The reply is to contain the full listing, repeated exactly, with pictures left out.

Data to process:
* * * * * * * * *
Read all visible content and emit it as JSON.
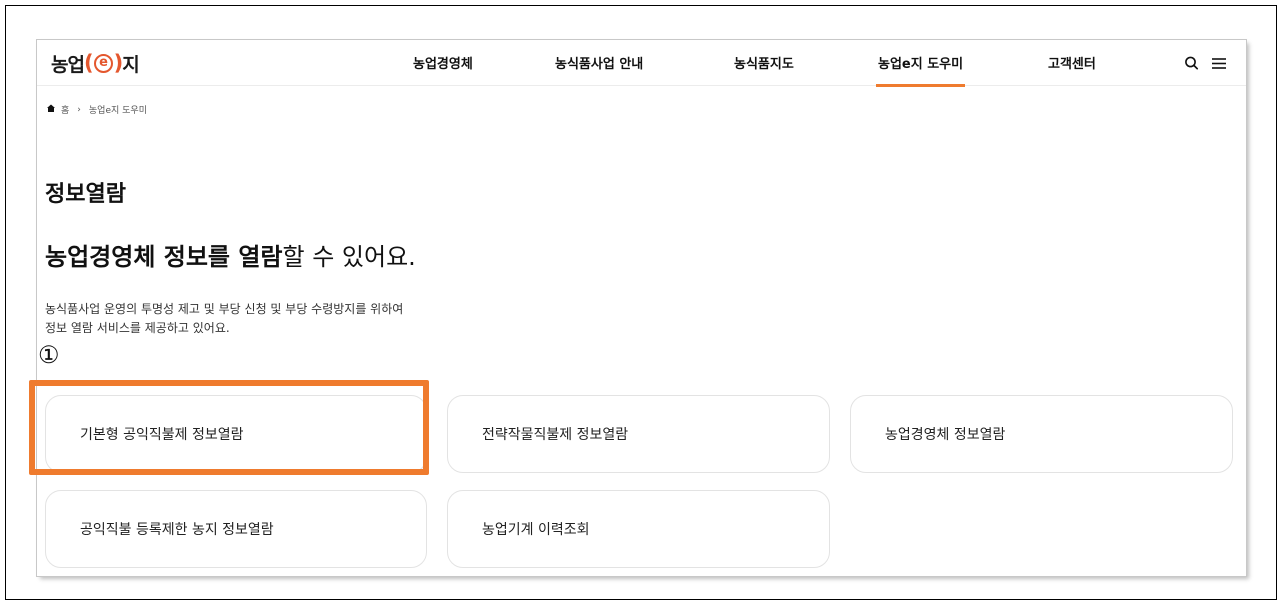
{
  "header": {
    "logo_part_a": "농업",
    "logo_e": "e",
    "logo_part_b": "지",
    "nav": [
      {
        "label": "농업경영체"
      },
      {
        "label": "농식품사업 안내"
      },
      {
        "label": "농식품지도"
      },
      {
        "label": "농업e지 도우미",
        "active": true
      },
      {
        "label": "고객센터"
      }
    ],
    "icons": [
      "search-icon",
      "hamburger-menu-icon"
    ]
  },
  "breadcrumb": {
    "home": "홈",
    "current": "농업e지 도우미"
  },
  "main": {
    "title": "정보열람",
    "headline_bold": "농업경영체 정보를 열람",
    "headline_rest": "할 수 있어요.",
    "desc_line1": "농식품사업 운영의 투명성 제고 및 부당 신청 및 부당 수령방지를 위하여",
    "desc_line2": "정보 열람 서비스를 제공하고 있어요.",
    "cards": [
      {
        "label": "기본형 공익직불제 정보열람"
      },
      {
        "label": "전략작물직불제 정보열람"
      },
      {
        "label": "농업경영체 정보열람"
      },
      {
        "label": "공익직불 등록제한 농지 정보열람"
      },
      {
        "label": "농업기계 이력조회"
      }
    ]
  },
  "annotation": {
    "marker": "①",
    "highlight_color": "#ef7b2e"
  },
  "colors": {
    "accent": "#ef7b2e",
    "logo_accent": "#e4572e"
  }
}
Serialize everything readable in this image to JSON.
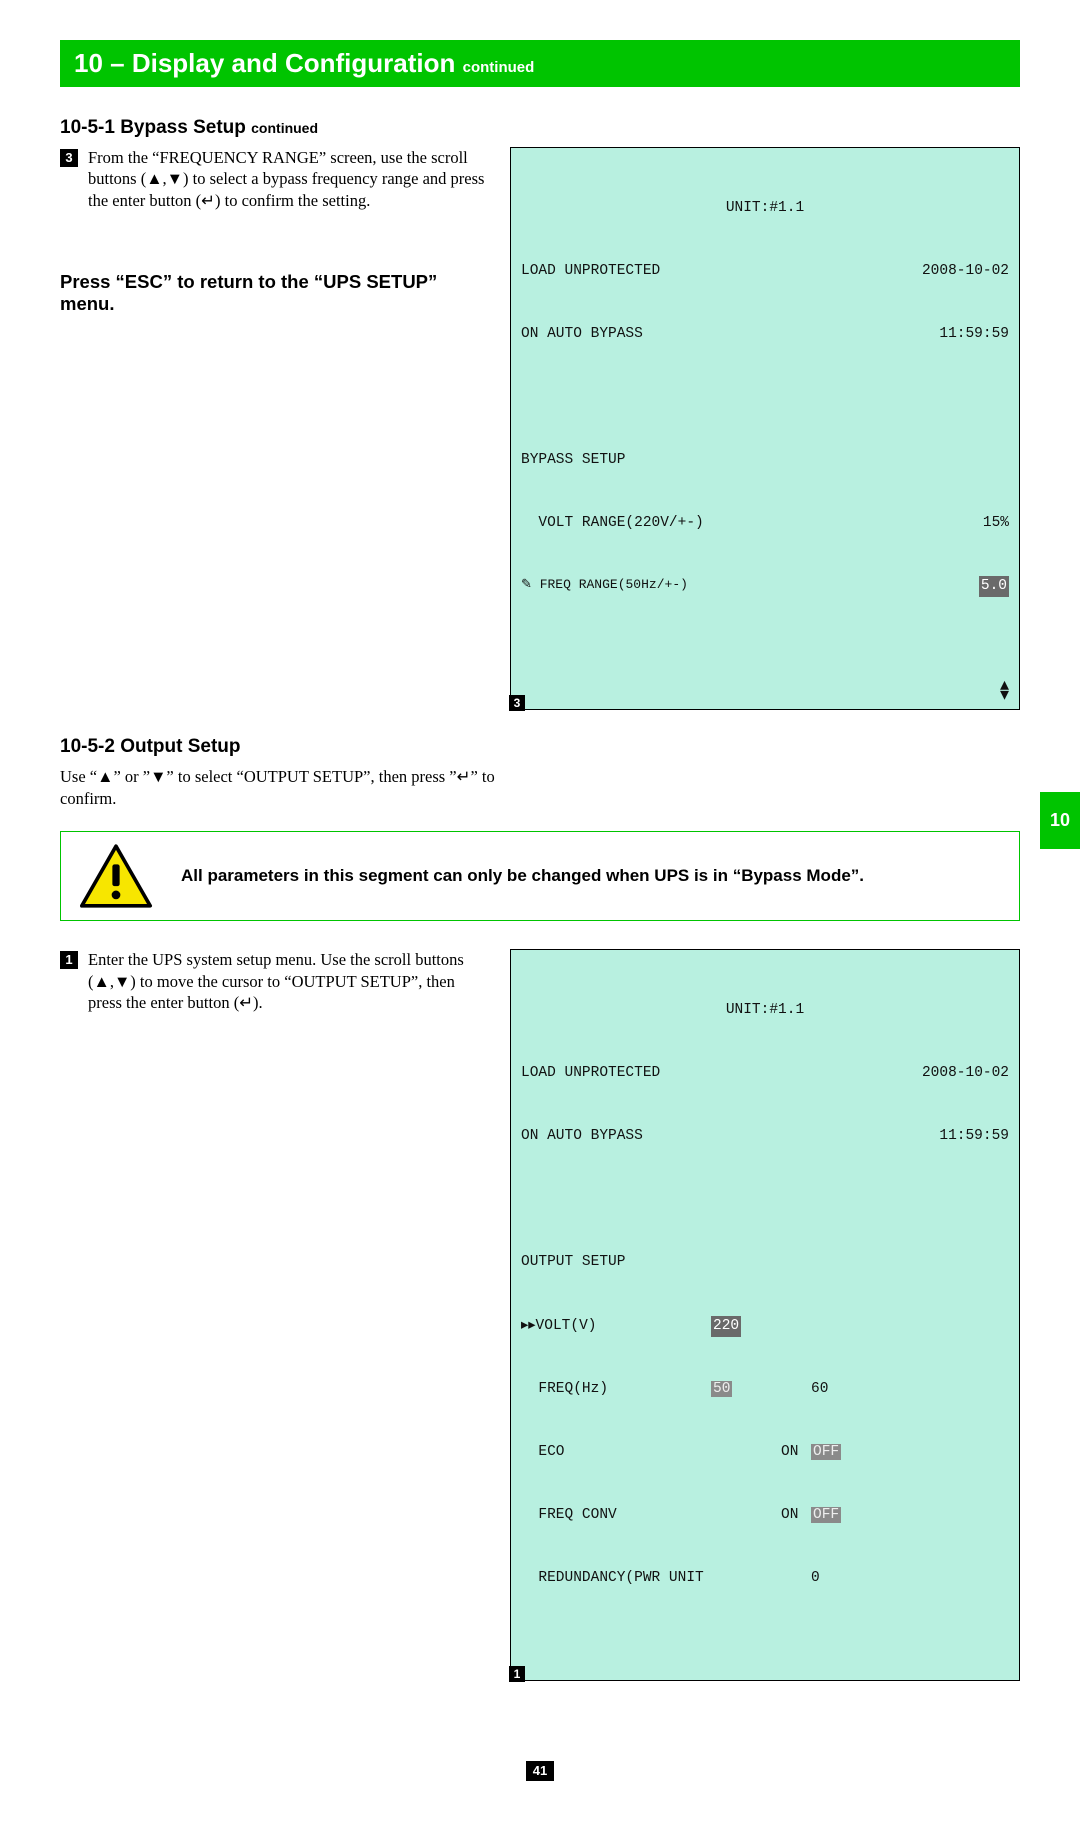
{
  "header": {
    "title": "10 – Display and Configuration",
    "continued": "continued"
  },
  "section1": {
    "title": "10-5-1 Bypass Setup",
    "continued": "continued",
    "step3_num": "3",
    "step3_text": "From the “FREQUENCY RANGE” screen, use the scroll buttons (▲,▼) to select a bypass frequency range and press the enter button (↵) to confirm the setting.",
    "esc_note": "Press “ESC” to return to the “UPS SETUP” menu."
  },
  "screen1": {
    "caption": "3",
    "unit": "UNIT:#1.1",
    "status1_l": "LOAD UNPROTECTED",
    "status1_r": "2008-10-02",
    "status2_l": "ON AUTO BYPASS",
    "status2_r": "11:59:59",
    "menu_title": "BYPASS SETUP",
    "row1_l": "  VOLT RANGE(220V/+-)",
    "row1_r": "15%",
    "row2_l": "✎ FREQ RANGE(50Hz/+-)",
    "row2_r": "5.0"
  },
  "section2": {
    "title": "10-5-2 Output Setup",
    "intro": "Use “▲” or ”▼” to select “OUTPUT SETUP”, then press ”↵” to confirm.",
    "warning": "All parameters in this segment can only be changed when UPS is in “Bypass Mode”.",
    "step1_num": "1",
    "step1_text": "Enter the UPS system setup menu. Use the scroll buttons (▲,▼) to move the cursor to “OUTPUT SETUP”, then press the enter button (↵)."
  },
  "screen2": {
    "caption": "1",
    "unit": "UNIT:#1.1",
    "status1_l": "LOAD UNPROTECTED",
    "status1_r": "2008-10-02",
    "status2_l": "ON AUTO BYPASS",
    "status2_r": "11:59:59",
    "menu_title": "OUTPUT SETUP",
    "r1_l": "▸▸VOLT(V)",
    "r1_v1": "220",
    "r2_l": "  FREQ(Hz)",
    "r2_v1": "50",
    "r2_v2": "60",
    "r3_l": "  ECO",
    "r3_v1": "ON",
    "r3_v2": "OFF",
    "r4_l": "  FREQ CONV",
    "r4_v1": "ON",
    "r4_v2": "OFF",
    "r5_l": "  REDUNDANCY(PWR UNIT",
    "r5_v": "0"
  },
  "side_tab": "10",
  "page_number": "41"
}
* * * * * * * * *
Solution to the exercise:
Read all visible content and emit it as JSON.
{
  "header": {
    "logo_part_a": "농업",
    "logo_e": "e",
    "logo_part_b": "지",
    "nav": [
      {
        "label": "농업경영체"
      },
      {
        "label": "농식품사업 안내"
      },
      {
        "label": "농식품지도"
      },
      {
        "label": "농업e지 도우미",
        "active": true
      },
      {
        "label": "고객센터"
      }
    ],
    "icons": [
      "search-icon",
      "hamburger-menu-icon"
    ]
  },
  "breadcrumb": {
    "home": "홈",
    "current": "농업e지 도우미"
  },
  "main": {
    "title": "정보열람",
    "headline_bold": "농업경영체 정보를 열람",
    "headline_rest": "할 수 있어요.",
    "desc_line1": "농식품사업 운영의 투명성 제고 및 부당 신청 및 부당 수령방지를 위하여",
    "desc_line2": "정보 열람 서비스를 제공하고 있어요.",
    "cards": [
      {
        "label": "기본형 공익직불제 정보열람"
      },
      {
        "label": "전략작물직불제 정보열람"
      },
      {
        "label": "농업경영체 정보열람"
      },
      {
        "label": "공익직불 등록제한 농지 정보열람"
      },
      {
        "label": "농업기계 이력조회"
      }
    ]
  },
  "annotation": {
    "marker": "①",
    "highlight_color": "#ef7b2e"
  },
  "colors": {
    "accent": "#ef7b2e",
    "logo_accent": "#e4572e"
  }
}
Serialize everything readable in this image to JSON.
{
  "header": {
    "title": "10 – Display and Configuration",
    "continued": "continued"
  },
  "section1": {
    "title": "10-5-1 Bypass Setup",
    "continued": "continued",
    "step3_num": "3",
    "step3_text": "From the “FREQUENCY RANGE” screen, use the scroll buttons (▲,▼) to select a bypass frequency range and press the enter button (↵) to confirm the setting.",
    "esc_note": "Press “ESC” to return to the “UPS SETUP” menu."
  },
  "screen1": {
    "caption": "3",
    "unit": "UNIT:#1.1",
    "status1_l": "LOAD UNPROTECTED",
    "status1_r": "2008-10-02",
    "status2_l": "ON AUTO BYPASS",
    "status2_r": "11:59:59",
    "menu_title": "BYPASS SETUP",
    "row1_l": "  VOLT RANGE(220V/+-)",
    "row1_r": "15%",
    "row2_l": "✎ FREQ RANGE(50Hz/+-)",
    "row2_r": "5.0"
  },
  "section2": {
    "title": "10-5-2 Output Setup",
    "intro": "Use “▲” or ”▼” to select “OUTPUT SETUP”, then press ”↵” to confirm.",
    "warning": "All parameters in this segment can only be changed when UPS is in “Bypass Mode”.",
    "step1_num": "1",
    "step1_text": "Enter the UPS system setup menu. Use the scroll buttons (▲,▼) to move the cursor to “OUTPUT SETUP”, then press the enter button (↵)."
  },
  "screen2": {
    "caption": "1",
    "unit": "UNIT:#1.1",
    "status1_l": "LOAD UNPROTECTED",
    "status1_r": "2008-10-02",
    "status2_l": "ON AUTO BYPASS",
    "status2_r": "11:59:59",
    "menu_title": "OUTPUT SETUP",
    "r1_l": "▸▸VOLT(V)",
    "r1_v1": "220",
    "r2_l": "  FREQ(Hz)",
    "r2_v1": "50",
    "r2_v2": "60",
    "r3_l": "  ECO",
    "r3_v1": "ON",
    "r3_v2": "OFF",
    "r4_l": "  FREQ CONV",
    "r4_v1": "ON",
    "r4_v2": "OFF",
    "r5_l": "  REDUNDANCY(PWR UNIT",
    "r5_v": "0"
  },
  "side_tab": "10",
  "page_number": "41"
}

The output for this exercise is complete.